=== Task goal ===
State only the count of lines in the listing below that hold "United".

=== Data in this exercise ===
· · · ·

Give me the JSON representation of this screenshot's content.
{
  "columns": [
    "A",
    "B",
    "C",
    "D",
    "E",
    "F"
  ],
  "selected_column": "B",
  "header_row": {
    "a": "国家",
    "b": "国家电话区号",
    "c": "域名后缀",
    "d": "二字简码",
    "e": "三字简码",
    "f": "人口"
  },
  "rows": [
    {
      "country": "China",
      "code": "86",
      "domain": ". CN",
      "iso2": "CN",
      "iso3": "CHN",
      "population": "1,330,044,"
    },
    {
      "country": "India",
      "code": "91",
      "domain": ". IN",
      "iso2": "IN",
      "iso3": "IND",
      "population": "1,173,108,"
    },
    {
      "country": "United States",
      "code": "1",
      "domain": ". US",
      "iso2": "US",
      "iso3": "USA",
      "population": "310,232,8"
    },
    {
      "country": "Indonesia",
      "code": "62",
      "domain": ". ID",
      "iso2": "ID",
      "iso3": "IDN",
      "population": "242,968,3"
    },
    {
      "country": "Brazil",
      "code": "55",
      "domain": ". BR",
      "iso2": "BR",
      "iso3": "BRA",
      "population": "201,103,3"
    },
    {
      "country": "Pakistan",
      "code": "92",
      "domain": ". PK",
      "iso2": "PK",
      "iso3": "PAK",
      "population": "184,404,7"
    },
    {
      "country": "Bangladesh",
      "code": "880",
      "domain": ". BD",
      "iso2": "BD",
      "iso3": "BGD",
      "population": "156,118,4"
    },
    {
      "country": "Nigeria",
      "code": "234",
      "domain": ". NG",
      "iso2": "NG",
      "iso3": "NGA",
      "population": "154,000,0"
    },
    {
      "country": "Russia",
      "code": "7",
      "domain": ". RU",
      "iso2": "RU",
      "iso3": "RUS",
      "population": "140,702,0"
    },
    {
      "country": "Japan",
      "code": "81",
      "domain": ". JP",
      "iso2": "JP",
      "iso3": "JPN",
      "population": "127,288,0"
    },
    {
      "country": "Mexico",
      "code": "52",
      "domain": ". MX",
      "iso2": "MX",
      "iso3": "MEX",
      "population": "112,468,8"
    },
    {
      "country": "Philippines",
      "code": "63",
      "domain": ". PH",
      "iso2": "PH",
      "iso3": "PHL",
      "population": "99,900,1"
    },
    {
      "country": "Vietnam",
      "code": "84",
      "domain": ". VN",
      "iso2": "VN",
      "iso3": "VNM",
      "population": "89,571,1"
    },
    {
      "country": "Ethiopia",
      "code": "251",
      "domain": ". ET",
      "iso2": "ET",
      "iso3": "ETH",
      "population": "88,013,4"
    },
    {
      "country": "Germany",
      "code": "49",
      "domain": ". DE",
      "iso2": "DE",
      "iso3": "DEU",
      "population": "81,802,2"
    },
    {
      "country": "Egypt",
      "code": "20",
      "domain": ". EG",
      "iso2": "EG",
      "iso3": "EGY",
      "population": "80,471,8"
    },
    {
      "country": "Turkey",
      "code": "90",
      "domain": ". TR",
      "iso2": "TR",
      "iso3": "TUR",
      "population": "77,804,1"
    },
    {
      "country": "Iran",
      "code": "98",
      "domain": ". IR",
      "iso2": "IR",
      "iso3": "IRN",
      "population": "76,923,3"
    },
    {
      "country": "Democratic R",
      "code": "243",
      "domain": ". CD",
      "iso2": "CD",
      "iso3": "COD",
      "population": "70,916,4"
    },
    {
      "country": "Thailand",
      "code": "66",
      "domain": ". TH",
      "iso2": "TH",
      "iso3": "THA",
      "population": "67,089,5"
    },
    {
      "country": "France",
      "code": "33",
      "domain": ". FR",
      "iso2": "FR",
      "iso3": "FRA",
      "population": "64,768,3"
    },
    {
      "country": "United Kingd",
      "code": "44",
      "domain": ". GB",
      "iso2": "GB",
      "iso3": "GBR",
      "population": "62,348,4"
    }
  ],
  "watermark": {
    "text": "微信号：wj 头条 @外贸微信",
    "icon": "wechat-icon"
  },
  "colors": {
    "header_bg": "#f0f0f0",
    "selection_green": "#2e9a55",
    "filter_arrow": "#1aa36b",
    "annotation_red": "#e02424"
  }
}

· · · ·

=== Result of the exercise ===
2